28 June 2016 at 03:28 | 1177 views

Madam Zainab Bangura, Special Representative of the UN Secretary-General on Sexual Violence in Conflict recently met with Mr. Mahma Khalil Qasim, Administrator of Sinjar and Mr. Saido Jato Haso, Member of Ninewa Provincial Council, both representing the Yezidi community.

They came to her office to thank her for all the work she had done since April last year to highlight to the world what ISIS had done to the Yezidi community. She made her first visit to the Middle East last year in April.

The visit took her Turkey, Lebanon, Syria, Jordan and Iraq in 10 days. In Iraq, She visited Baghdad to meet with the Prime Minister, Government Ministers, Members of Parliament, religious leaders, women’s groups and UN colleagues.

From Baghdad, she flew to Erbil, which is the headquarters of the Kurdistan regional government, met with the regional Prime Minister and various regional government functionaries. She then drove to Dohuk and to Lalish to meet with the Yezidi community, their Spritual leader, visit their temple and met and spoke to the women and girls, who had been captured by ISIS and had fled or managed to escape or bought back by their community.

Zainab Bangura has travelled across the world dealing with the Yezidi problem for almost for years. She said the visit was heart-breaking, "but has lifted me to engage in advocacy efforts for the Yezidi in a way I never could have imagined I was capable of."

Zainab continued:

" I learnt first-hand, through horrific accounts from Yezidi women and girl survivors, of the pain and suffering from sexual violence committed by ISIL they had endured. Over 5000 Yezidi girls and women had been kidnapped and taken away. Thousands more of their men had been killed and hundreds of their sons were unaccounted for. I came back to New York with a lot of determination to tell the story of the Yezidis. I promised them that I will be their voice."

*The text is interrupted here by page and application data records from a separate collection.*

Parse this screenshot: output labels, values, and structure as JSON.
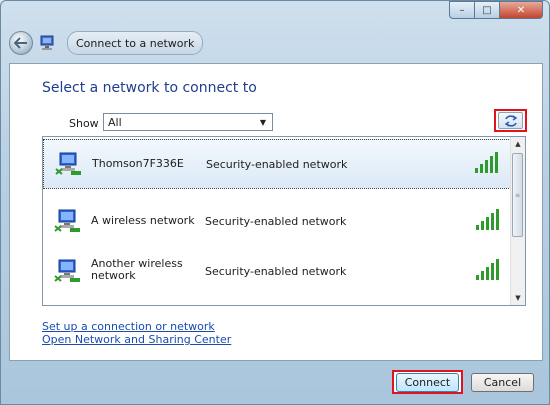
{
  "window": {
    "caption_buttons": {
      "minimize": "–",
      "maximize": "□",
      "close": "✕"
    },
    "nav_title": "Connect to a network",
    "icons": {
      "back": "back-arrow-icon",
      "network": "network-icon"
    }
  },
  "main": {
    "heading": "Select a network to connect to",
    "show": {
      "label": "Show",
      "value": "All"
    },
    "refresh_icon": "refresh-icon",
    "networks": [
      {
        "name": "Thomson7F336E",
        "security": "Security-enabled network",
        "signal_bars": 5,
        "selected": true
      },
      {
        "name": "A wireless network",
        "security": "Security-enabled network",
        "signal_bars": 5,
        "selected": false
      },
      {
        "name": "Another wireless network",
        "security": "Security-enabled network",
        "signal_bars": 5,
        "selected": false
      }
    ],
    "links": {
      "setup": "Set up a connection or network",
      "sharing_center": "Open Network and Sharing Center"
    }
  },
  "footer": {
    "connect_label": "Connect",
    "cancel_label": "Cancel"
  },
  "colors": {
    "heading": "#1f3f8c",
    "link": "#1a4bb0",
    "highlight": "#e0141a",
    "signal": "#2f9b2f"
  }
}
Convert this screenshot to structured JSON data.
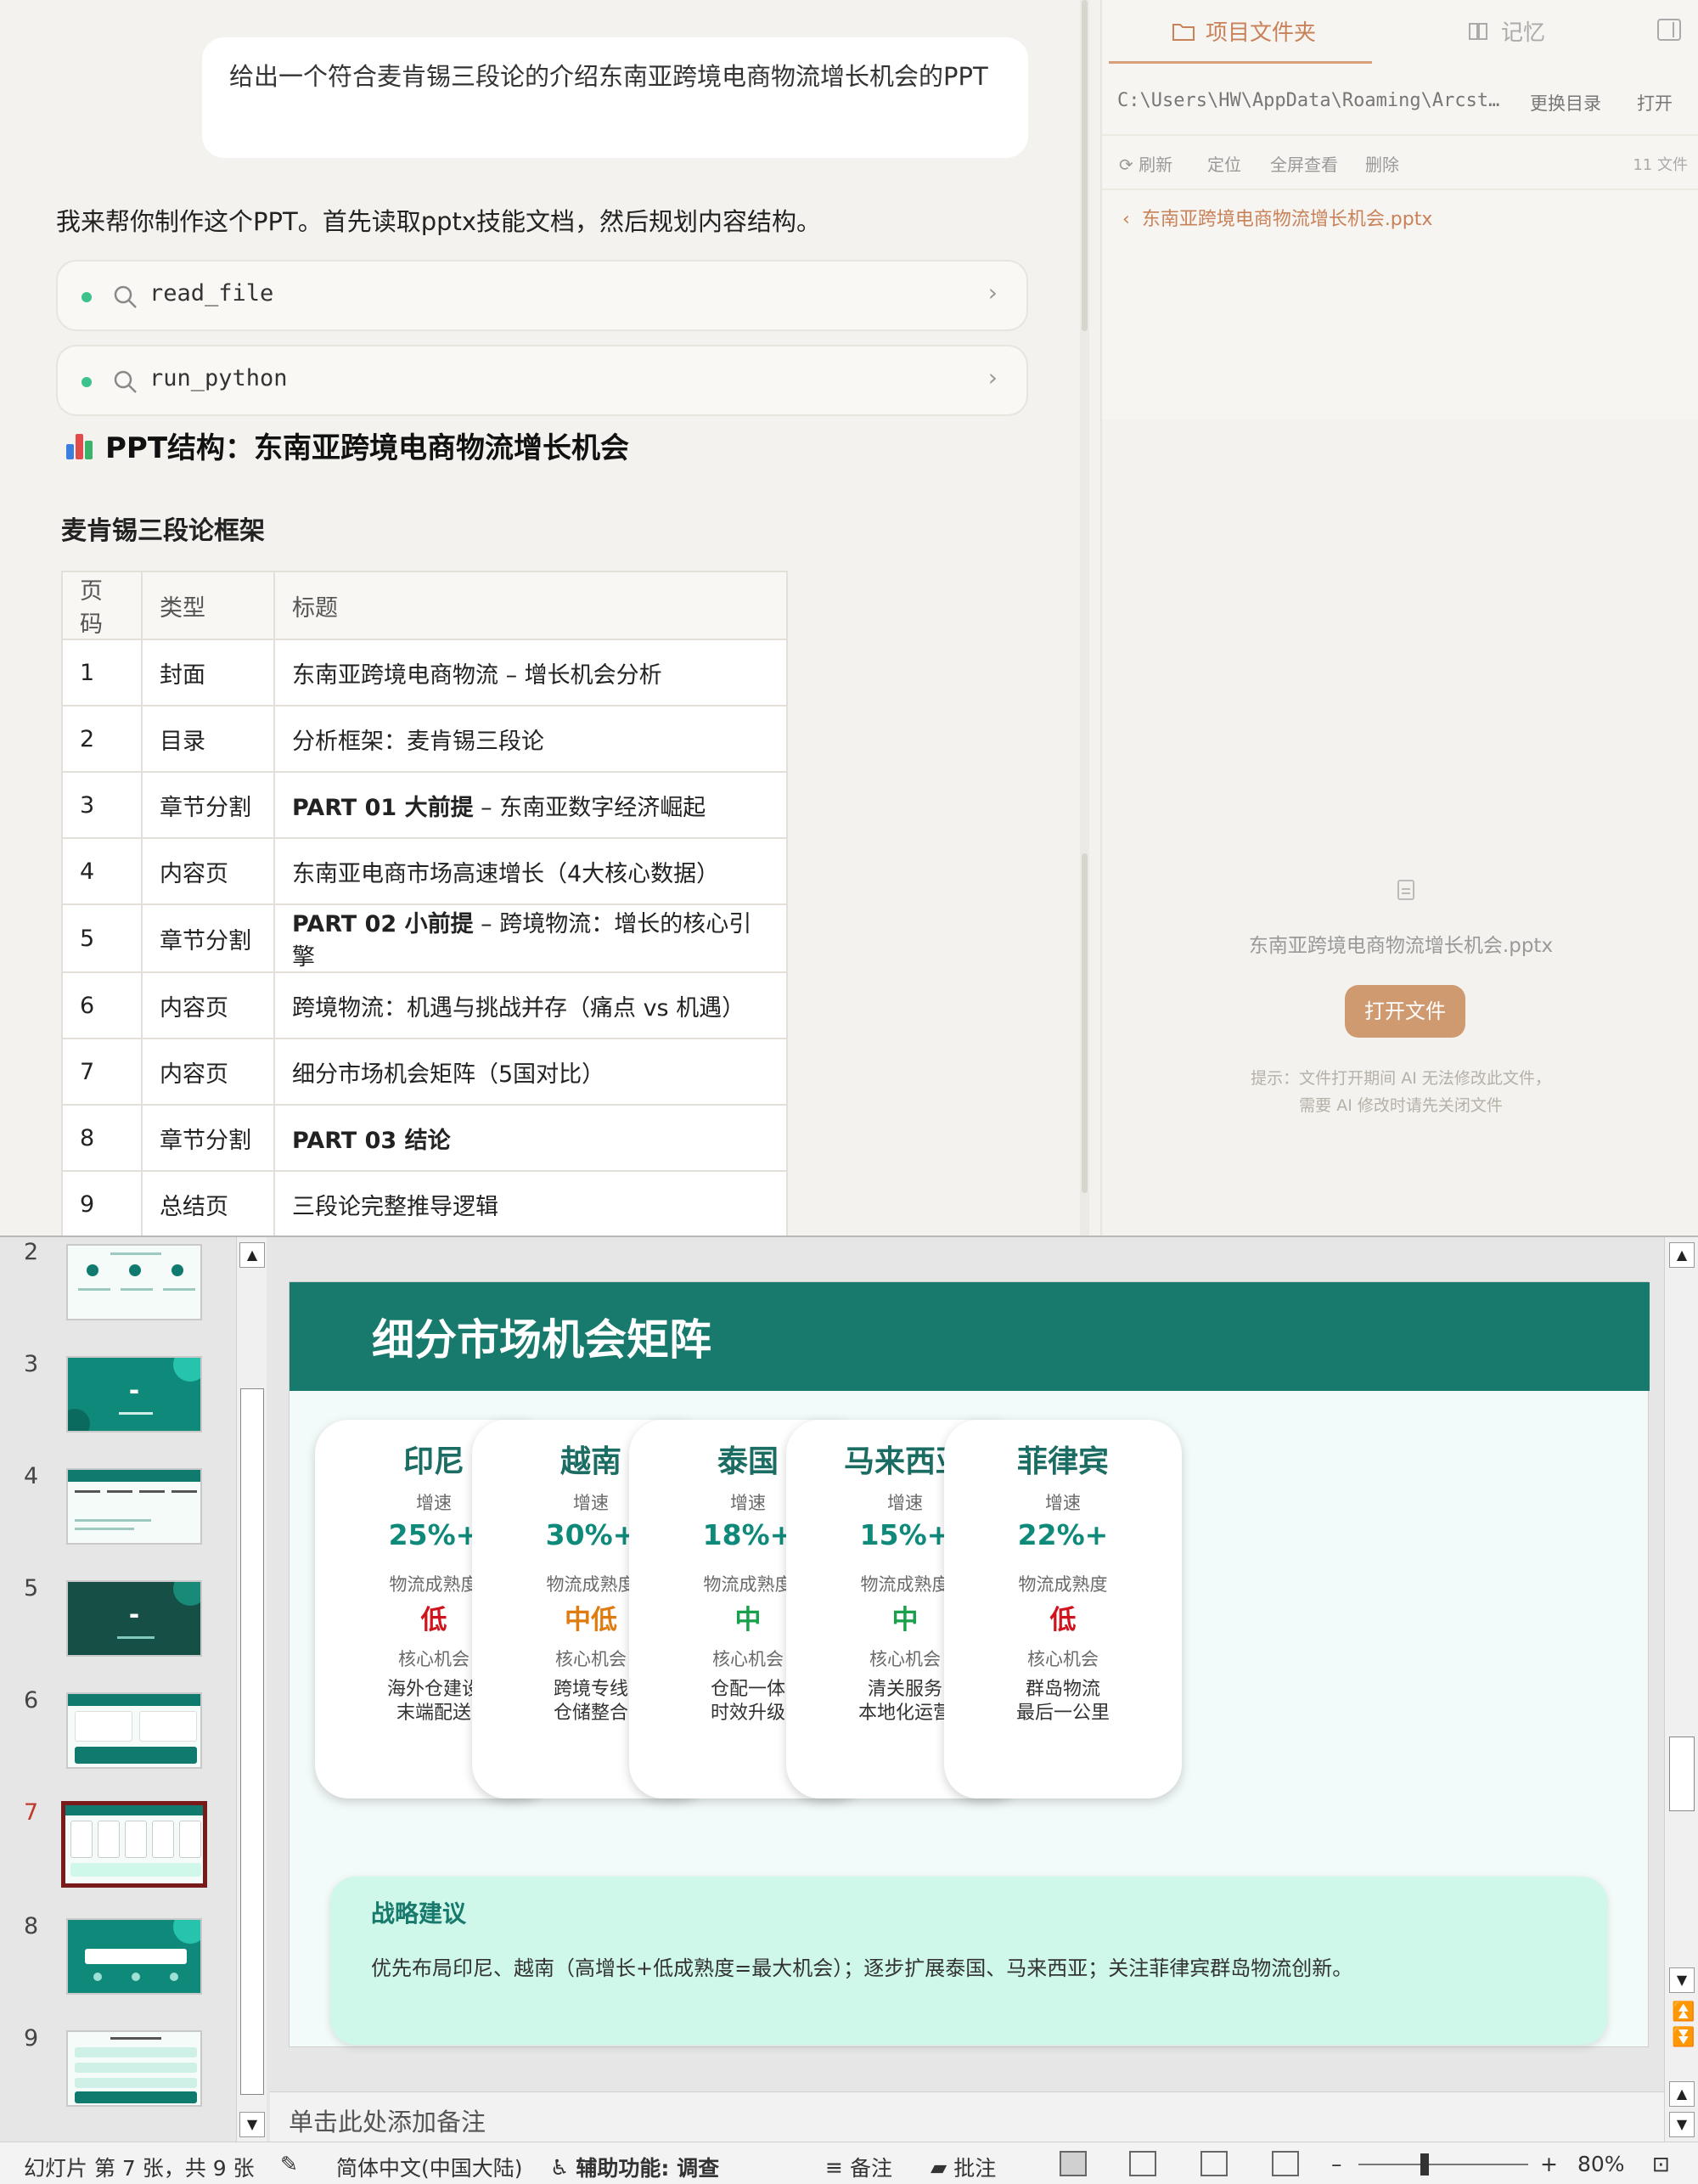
{
  "chat": {
    "user_message": "给出一个符合麦肯锡三段论的介绍东南亚跨境电商物流增长机会的PPT",
    "assistant_intro": "我来帮你制作这个PPT。首先读取pptx技能文档，然后规划内容结构。",
    "tool_calls": [
      {
        "name": "read_file",
        "status_color": "#3cc28a"
      },
      {
        "name": "run_python",
        "status_color": "#3cc28a"
      }
    ],
    "structure_heading": "PPT结构：东南亚跨境电商物流增长机会",
    "framework_heading": "麦肯锡三段论框架",
    "table": {
      "headers": [
        "页码",
        "类型",
        "标题"
      ],
      "rows": [
        {
          "page": "1",
          "type": "封面",
          "bold": "",
          "title": "东南亚跨境电商物流 – 增长机会分析"
        },
        {
          "page": "2",
          "type": "目录",
          "bold": "",
          "title": "分析框架：麦肯锡三段论"
        },
        {
          "page": "3",
          "type": "章节分割",
          "bold": "PART 01 大前提",
          "title": " – 东南亚数字经济崛起"
        },
        {
          "page": "4",
          "type": "内容页",
          "bold": "",
          "title": "东南亚电商市场高速增长（4大核心数据）"
        },
        {
          "page": "5",
          "type": "章节分割",
          "bold": "PART 02 小前提",
          "title": " – 跨境物流：增长的核心引擎"
        },
        {
          "page": "6",
          "type": "内容页",
          "bold": "",
          "title": "跨境物流：机遇与挑战并存（痛点 vs 机遇）"
        },
        {
          "page": "7",
          "type": "内容页",
          "bold": "",
          "title": "细分市场机会矩阵（5国对比）"
        },
        {
          "page": "8",
          "type": "章节分割",
          "bold": "PART 03 结论",
          "title": ""
        },
        {
          "page": "9",
          "type": "总结页",
          "bold": "",
          "title": "三段论完整推导逻辑"
        }
      ]
    }
  },
  "file_panel": {
    "tab_project": "项目文件夹",
    "tab_memory": "记忆",
    "path": "C:\\Users\\HW\\AppData\\Roaming\\Arcst…",
    "change_dir": "更换目录",
    "open": "打开",
    "actions": [
      "刷新",
      "定位",
      "全屏查看",
      "删除"
    ],
    "file_count": "11 文件",
    "breadcrumb": "东南亚跨境电商物流增长机会.pptx",
    "preview_filename": "东南亚跨境电商物流增长机会.pptx",
    "open_file_button": "打开文件",
    "hint_line1": "提示：文件打开期间 AI 无法修改此文件，",
    "hint_line2": "需要 AI 修改时请先关闭文件",
    "accent_color": "#c8825a"
  },
  "ppt": {
    "thumbnails": [
      {
        "num": "2"
      },
      {
        "num": "3"
      },
      {
        "num": "4"
      },
      {
        "num": "5"
      },
      {
        "num": "6"
      },
      {
        "num": "7",
        "selected": true
      },
      {
        "num": "8"
      },
      {
        "num": "9"
      }
    ],
    "slide": {
      "title": "细分市场机会矩阵",
      "growth_label": "增速",
      "maturity_label": "物流成熟度",
      "opportunity_label": "核心机会",
      "cards": [
        {
          "country": "印尼",
          "growth": "25%+",
          "maturity": "低",
          "maturity_color": "#d0141e",
          "opp1": "海外仓建设",
          "opp2": "末端配送"
        },
        {
          "country": "越南",
          "growth": "30%+",
          "maturity": "中低",
          "maturity_color": "#e07b10",
          "opp1": "跨境专线",
          "opp2": "仓储整合"
        },
        {
          "country": "泰国",
          "growth": "18%+",
          "maturity": "中",
          "maturity_color": "#18a14a",
          "opp1": "仓配一体",
          "opp2": "时效升级"
        },
        {
          "country": "马来西亚",
          "growth": "15%+",
          "maturity": "中",
          "maturity_color": "#18a14a",
          "opp1": "清关服务",
          "opp2": "本地化运营"
        },
        {
          "country": "菲律宾",
          "growth": "22%+",
          "maturity": "低",
          "maturity_color": "#d0141e",
          "opp1": "群岛物流",
          "opp2": "最后一公里"
        }
      ],
      "strategy_title": "战略建议",
      "strategy_body": "优先布局印尼、越南（高增长+低成熟度=最大机会）；逐步扩展泰国、马来西亚；关注菲律宾群岛物流创新。",
      "header_color": "#177a6c"
    },
    "notes_placeholder": "单击此处添加备注",
    "status": {
      "slide_info": "幻灯片 第 7 张，共 9 张",
      "language": "简体中文(中国大陆)",
      "accessibility": "辅助功能: 调查",
      "notes": "备注",
      "comments": "批注",
      "zoom": "80%"
    }
  }
}
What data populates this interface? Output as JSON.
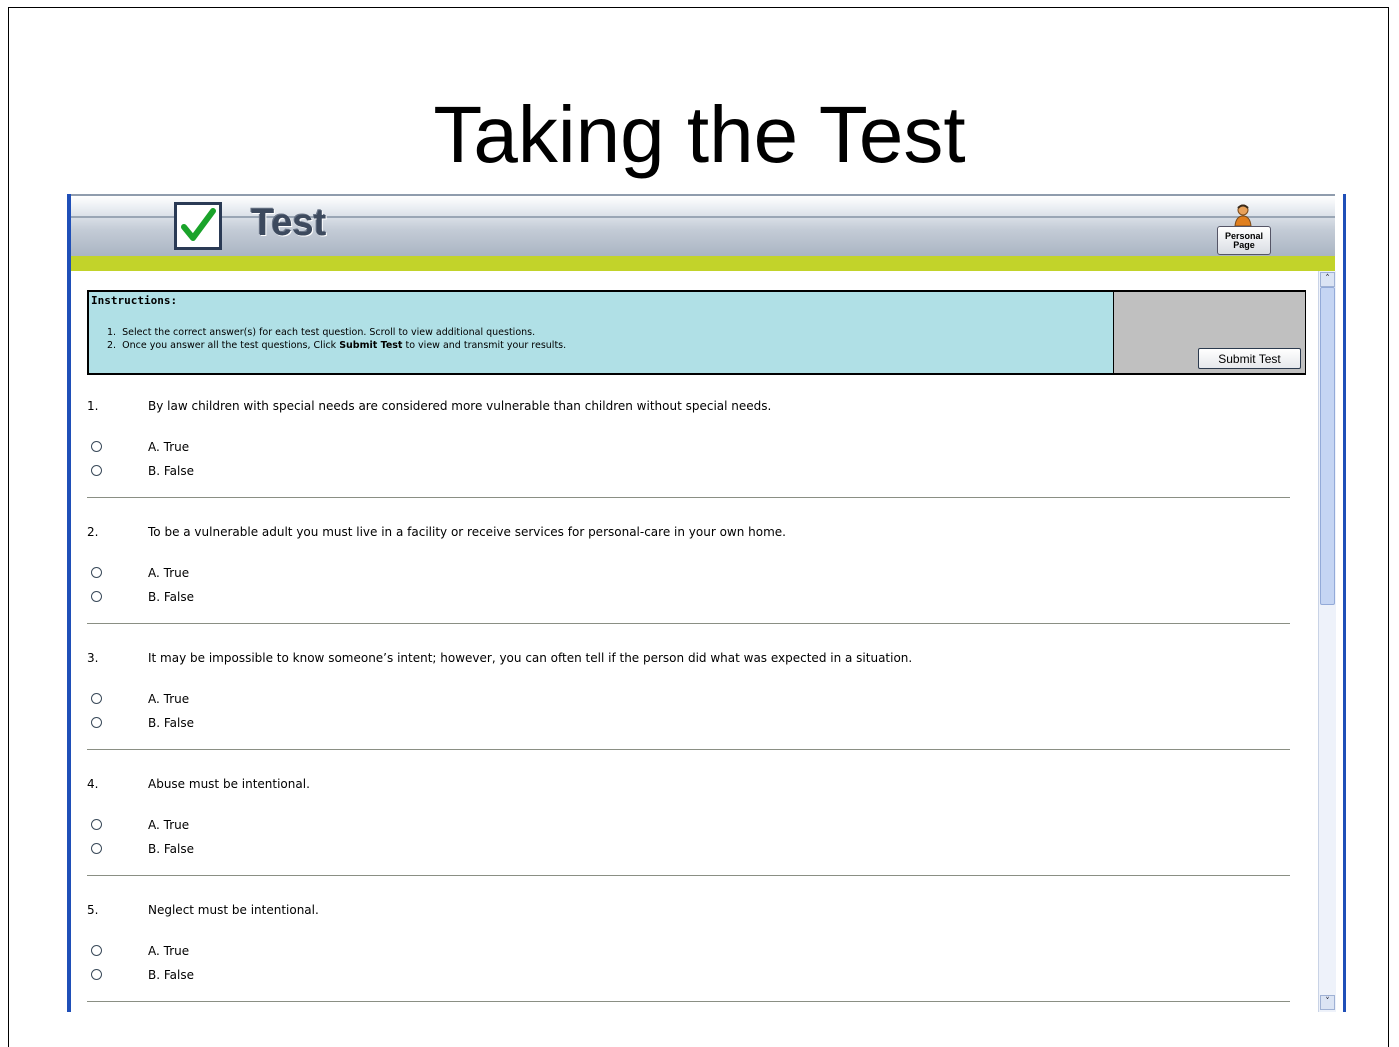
{
  "slide": {
    "title": "Taking the Test"
  },
  "header": {
    "app_name": "Test",
    "personal_page_line1": "Personal",
    "personal_page_line2": "Page"
  },
  "instructions": {
    "title": "Instructions:",
    "step1_num": "1.",
    "step1": "Select the correct answer(s) for each test question. Scroll to view additional questions.",
    "step2_num": "2.",
    "step2_pre": "Once you answer all the test questions, Click ",
    "step2_bold": "Submit Test",
    "step2_post": " to view and transmit your results.",
    "submit_label": "Submit Test"
  },
  "questions": [
    {
      "num": "1.",
      "text": "By law children with special needs are considered more vulnerable than children without special needs.",
      "options": [
        "A. True",
        "B. False"
      ]
    },
    {
      "num": "2.",
      "text": "To be a vulnerable adult you must live in a facility or receive services for personal-care in your own home.",
      "options": [
        "A. True",
        "B. False"
      ]
    },
    {
      "num": "3.",
      "text": "It may be impossible to know someone’s intent; however, you can often tell if the person did what was expected in a situation.",
      "options": [
        "A. True",
        "B. False"
      ]
    },
    {
      "num": "4.",
      "text": "Abuse must be intentional.",
      "options": [
        "A. True",
        "B. False"
      ]
    },
    {
      "num": "5.",
      "text": "Neglect must be intentional.",
      "options": [
        "A. True",
        "B. False"
      ]
    }
  ],
  "scrollbar": {
    "up_glyph": "˄",
    "down_glyph": "˅"
  },
  "colors": {
    "accent_green": "#c2d32a",
    "instructions_bg": "#b0e0e6",
    "frame_blue": "#1f4fb8"
  }
}
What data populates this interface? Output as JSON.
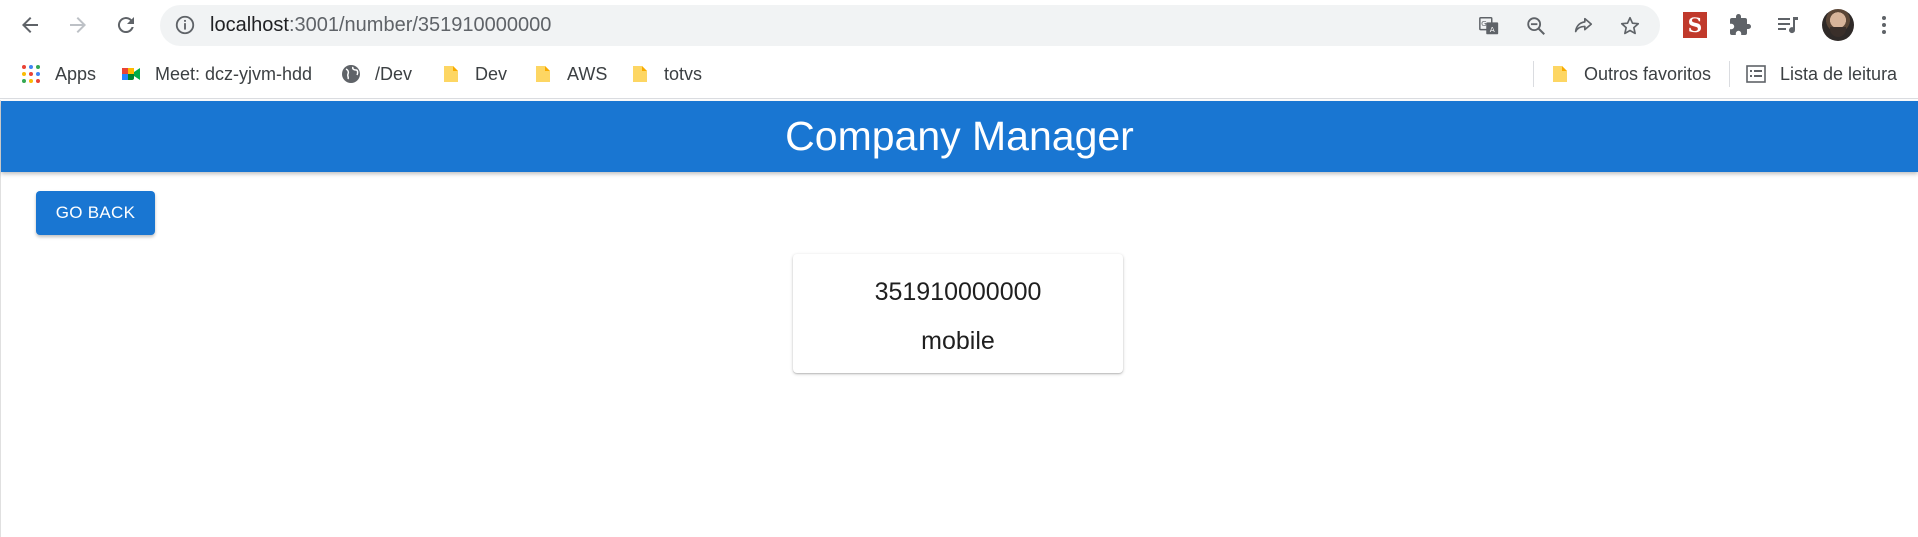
{
  "browser": {
    "url_host": "localhost",
    "url_rest": ":3001/number/351910000000",
    "icons": [
      "back-arrow-icon",
      "forward-arrow-icon",
      "reload-icon",
      "info-icon",
      "translate-icon",
      "zoom-out-icon",
      "share-icon",
      "star-icon",
      "extension-s-icon",
      "puzzle-icon",
      "media-queue-icon",
      "avatar",
      "more-vert-icon"
    ],
    "extension_letter": "S"
  },
  "bookmarks": {
    "apps": "Apps",
    "meet": "Meet: dcz-yjvm-hdd",
    "dev_link": "/Dev",
    "dev_folder": "Dev",
    "aws": "AWS",
    "totvs": "totvs",
    "other": "Outros favoritos",
    "reading_list": "Lista de leitura"
  },
  "app": {
    "title": "Company Manager",
    "go_back": "GO BACK",
    "accent": "#1976d2"
  },
  "card": {
    "number": "351910000000",
    "type": "mobile"
  }
}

" Within a period of three months after my return, I gave 35 interviews to television and radio stations across all five continents starting with key cable television stations in the US. I wrote letters to all Foreign Ministers of the anti-ISIS coalition explaining the systematic use of sexual violence as a tactic of terrorism by ISIS on the Yezidis, to ensure that curbing financial flows to extremist groups not only focuses on the sale of oil and antiquities, but also on the use of sexual slavery and human trafficking, and priority be given to victims of sexual violence especially the Yezidi in asylum processes."

" I visited Canada to address a technical meeting of the anti-ISIS coalition. My advocacy campaign took me to various European capitals to engage the political leadership. I held a meeting with the Prosecutor and judges of the ICC to look at accountability mechanisms for crimes committed against the Yezidi, and even visited Egypt to hold discussions with the Grand Imam of the Alzad University to encourage him to counter the fatwa issued by the leader of ISIS justifying what they have done to the Yezidi."

"Since my visit to the Yezidi, I have received many of their representatives who have come to my office to thank me, to hug me and to tell me how grateful they are for what I have done for their community. Each one of them including the two officers few days ago have nicknamed me the "mother" of the Yezidi. If there is one thing I will take away with me in this job, is what I have been able to do to contribute to support the Yezidis, to use my voice, my position to not only tell their story but to help in representing them and to contribute to shape the international discourse on the crimes against them. The little girls I have met are so pretty and so innocent. The Yezidi are less or a little over a million people worldwide, but they are very close-knit and they work together as a team and very protective of each other. Our biggest priority is to work with them and to look for the missing girls who have been sold to far away countries. They are determined to find their girls wherever they are and to bring them back home. Whatever it takes we will support them with our voice, our pens and our offices."